None of these trends seemed to be pointing in the right direction. Based on my experience working with SMEs, they’ll often begin mapping out their presentation using PowerPoint. Maybe there’s been an increase in searches for better PowerPoint design…
Not really. Prezi has been trendy over the past few years, maybe that’s what people are interested in, so I searched trends for “how to use prezi“, and this was one of the only growth trends I found…
Despite the upward trend with Prezi searches, this exercise led me to grow quite cynical about just what mattered to folks who were searching for ways to improve their presentation skills. Then it dawned on me, perhaps people were intentionally creating worse and worse presentations! Maybe they were searching for ways to make their presentations terrible. I checked the trend for the phrase: “how to bore people” and this is what I found…
Ok, maybe people weren’t waking up, looking in the mirror, and wondering how they could bore people with their next presentation. So, that’s good.
One last trend I decided to search for was whether more people were simply looking for help to organize their thoughts, so I tried “training plan template“…
That was a fun trend to see, especially because it’s one of the more popular search terms that will land folks on this blog (this post from 2013 on lesson plan templates remains one of the most popular posts on this blog).
I’m curious about your thoughts. If Google Search is such a powerful performance support tool to help people do their jobs better, what terms did I miss in my Google Trends analysis that you think people should care about when they begin mapping out a presentation?
In the spirit of Valentine’s Day, I thought it might be fun to think about five ways that presenters can “share the love” with their audiences. I created a brief visual journey to walk you through several specific ways to add a little zest to your next presentation.
What’s missing? Do you have other ways to share the love with your learners or your audience? I’d love to hear them in the comments section!
Know someone else who might appreciate these strategies? Why not share the love with them and pass this post along?
“How many Poppa Johns high is this mountain?”
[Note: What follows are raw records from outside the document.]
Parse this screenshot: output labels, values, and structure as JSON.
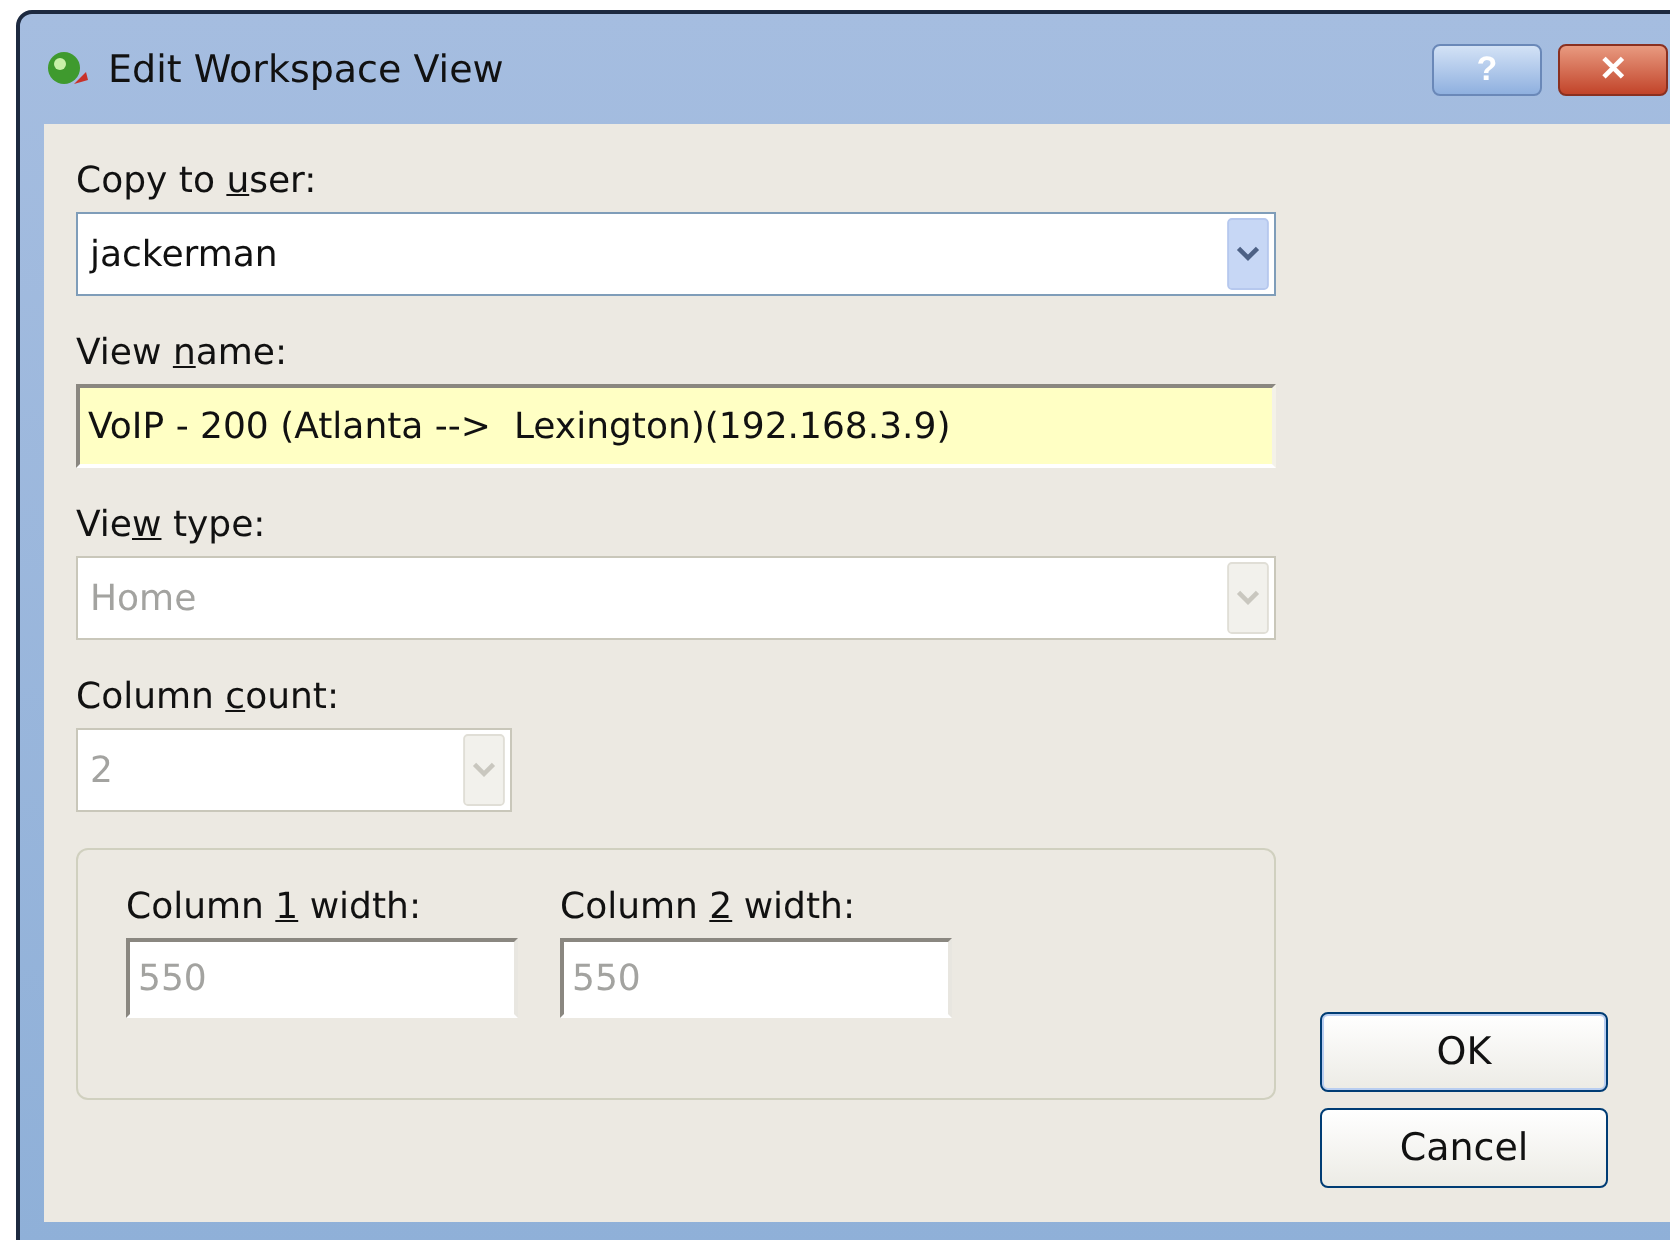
{
  "window": {
    "title": "Edit Workspace View",
    "buttons": [
      {
        "kind": "help",
        "glyph": "?"
      },
      {
        "kind": "close",
        "glyph": "✕"
      }
    ]
  },
  "copy_to_user": {
    "label": {
      "before": "Copy to ",
      "key": "u",
      "after": "ser:"
    },
    "value": "jackerman",
    "disabled": false
  },
  "view_name": {
    "label": {
      "before": "View ",
      "key": "n",
      "after": "ame:"
    },
    "value": "VoIP - 200 (Atlanta -->  Lexington)(192.168.3.9)",
    "focused": true
  },
  "view_type": {
    "label": {
      "before": "Vie",
      "key": "w",
      "after": " type:"
    },
    "value": "Home",
    "disabled": true
  },
  "column_count": {
    "label": {
      "before": "Column ",
      "key": "c",
      "after": "ount:"
    },
    "value": "2",
    "disabled": true
  },
  "column_widths": [
    {
      "label": {
        "before": "Column ",
        "key": "1",
        "after": " width:"
      },
      "value": "550",
      "disabled": true
    },
    {
      "label": {
        "before": "Column ",
        "key": "2",
        "after": " width:"
      },
      "value": "550",
      "disabled": true
    }
  ],
  "buttons": [
    {
      "label": "OK",
      "kind": "default"
    },
    {
      "label": "Cancel",
      "kind": "normal"
    }
  ]
}
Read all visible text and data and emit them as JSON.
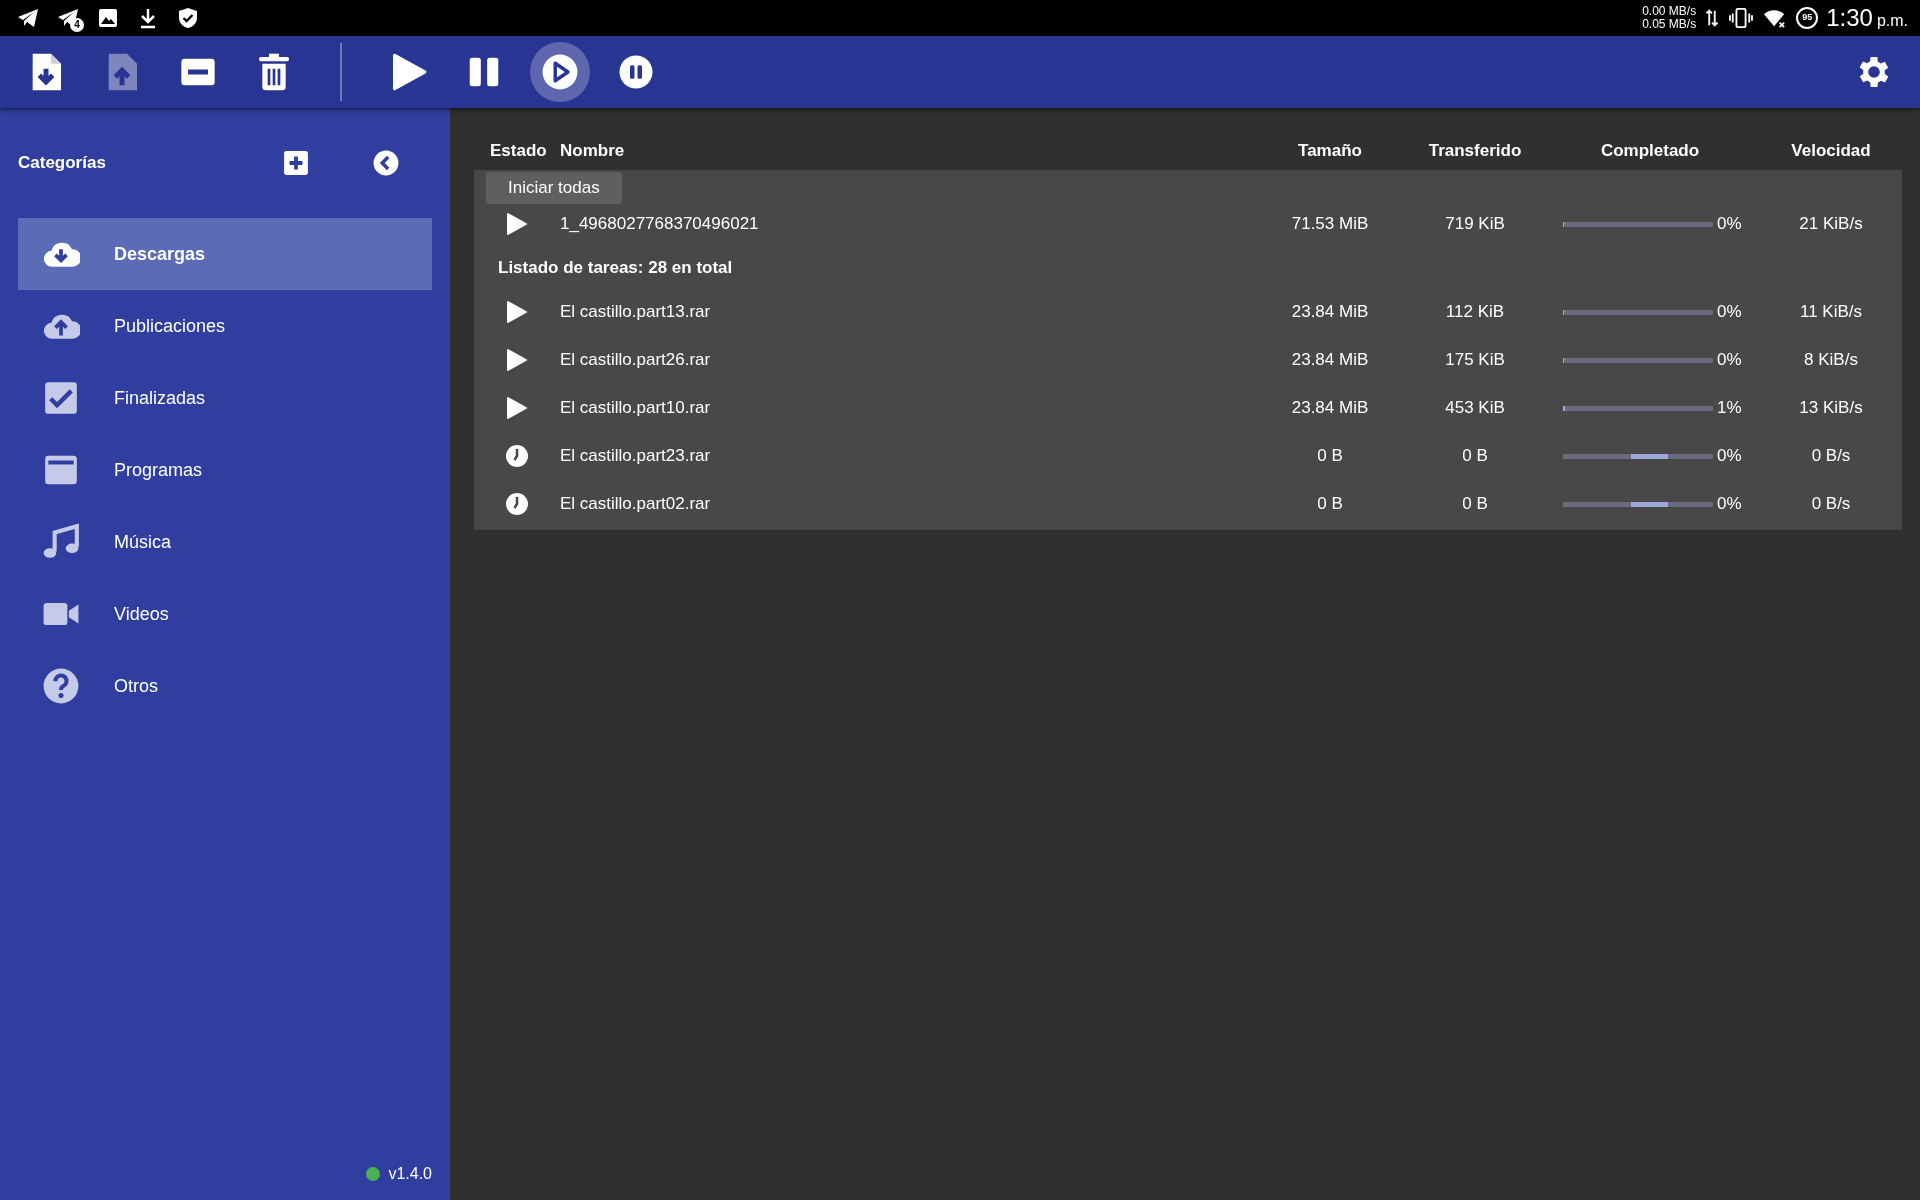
{
  "status_bar": {
    "badge": "4",
    "speeds": [
      "0.00 MB/s",
      "0.05 MB/s"
    ],
    "battery": "95",
    "time": "1:30",
    "ampm": "p.m."
  },
  "toolbar": {
    "buttons": [
      {
        "disabled": false,
        "highlighted": false
      },
      {
        "disabled": true,
        "highlighted": false
      },
      {
        "disabled": false,
        "highlighted": false
      },
      {
        "disabled": false,
        "highlighted": false
      },
      {
        "disabled": false,
        "highlighted": false
      },
      {
        "disabled": false,
        "highlighted": false
      },
      {
        "disabled": false,
        "highlighted": true
      },
      {
        "disabled": false,
        "highlighted": false
      }
    ]
  },
  "sidebar": {
    "title": "Categorías",
    "items": [
      {
        "label": "Descargas",
        "selected": true
      },
      {
        "label": "Publicaciones",
        "selected": false
      },
      {
        "label": "Finalizadas",
        "selected": false
      },
      {
        "label": "Programas",
        "selected": false
      },
      {
        "label": "Música",
        "selected": false
      },
      {
        "label": "Videos",
        "selected": false
      },
      {
        "label": "Otros",
        "selected": false
      }
    ],
    "version": {
      "text": "v1.4.0",
      "color": "#4caf50"
    }
  },
  "tooltip": "Iniciar todas",
  "table": {
    "columns": [
      "Estado",
      "Nombre",
      "Tamaño",
      "Transferido",
      "Completado",
      "Velocidad"
    ],
    "rows": [
      {
        "kind": "task",
        "name": "1_4968027768370496021",
        "size": "71.53 MiB",
        "transferred": "719 KiB",
        "level": 0,
        "percent": "0%",
        "speed": "21 KiB/s"
      },
      {
        "kind": "group",
        "label": "Listado de tareas: 28 en total"
      },
      {
        "kind": "task",
        "name": "El castillo.part13.rar",
        "size": "23.84 MiB",
        "transferred": "112 KiB",
        "level": 0,
        "percent": "0%",
        "speed": "11 KiB/s"
      },
      {
        "kind": "task",
        "name": "El castillo.part26.rar",
        "size": "23.84 MiB",
        "transferred": "175 KiB",
        "level": 0,
        "percent": "0%",
        "speed": "8 KiB/s"
      },
      {
        "kind": "task",
        "name": "El castillo.part10.rar",
        "size": "23.84 MiB",
        "transferred": "453 KiB",
        "level": 0.01,
        "percent": "1%",
        "speed": "13 KiB/s"
      },
      {
        "kind": "queued",
        "name": "El castillo.part23.rar",
        "size": "0 B",
        "transferred": "0 B",
        "indeterminate": true,
        "percent": "0%",
        "speed": "0 B/s"
      },
      {
        "kind": "queued",
        "name": "El castillo.part02.rar",
        "size": "0 B",
        "transferred": "0 B",
        "indeterminate": true,
        "percent": "0%",
        "speed": "0 B/s"
      }
    ]
  }
}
We were halfway up Little Si, just outside Seattle, when my daughter broke the silence of our trek with that very profound question. She could have simply asked how high the mountain is, but 1,550 feet high doesn’t mean that much to an 8-year-old. Frame it in terms of how many times her (very tall) grandfather would need to be stacked on top of himself, and it suddenly made a lot more sense to her.
In case you’re wondering, we would have had to stack Poppa John on top of himself 246 times to reach the top of Little Si.
It was a reminder that numbers aren’t very impactful until they’re anchored in something more familiar to us. Keep this in mind the next time you need to deliver a presentation with data or metrics.
Here’s a specific example: According to a 2010 McKinsey study, $100 billion was spent worldwide on training efforts and only 25% of that money led to measured outcomes. $75 billion wasted! That sounds like a big number… but really how big is that wasted expenditure? Instead of wasting $75 billion on training, corporations could have:
- Paid for a year’s worth of the U.S. government’s budget for foreign aid and still have had enough left over to purchase every last crown jewel in the Tower of London.
- Or it could have bought 10,000 tons of marijuana (you know, in order to get it out of the hands of the drug dealers and off the streets).
- Another way to look at it is that $75 billion is roughly the GDP of Cuba.
- Or it could have bought 10 billion quarter pounder value meals at McDonald’s (that’s 10 billion Royale with Cheese meals for my friends on the metric system)
The point here is that for your audience to care about your numbers, they need to be able to relate to those numbers.
Out of curiosity, how would the $75 billion figure be more relatable to you? Let’s hear it in the comment section.
Know someone who could benefit by remembering to make their numbers more meaningful to their audience? Pass this post along!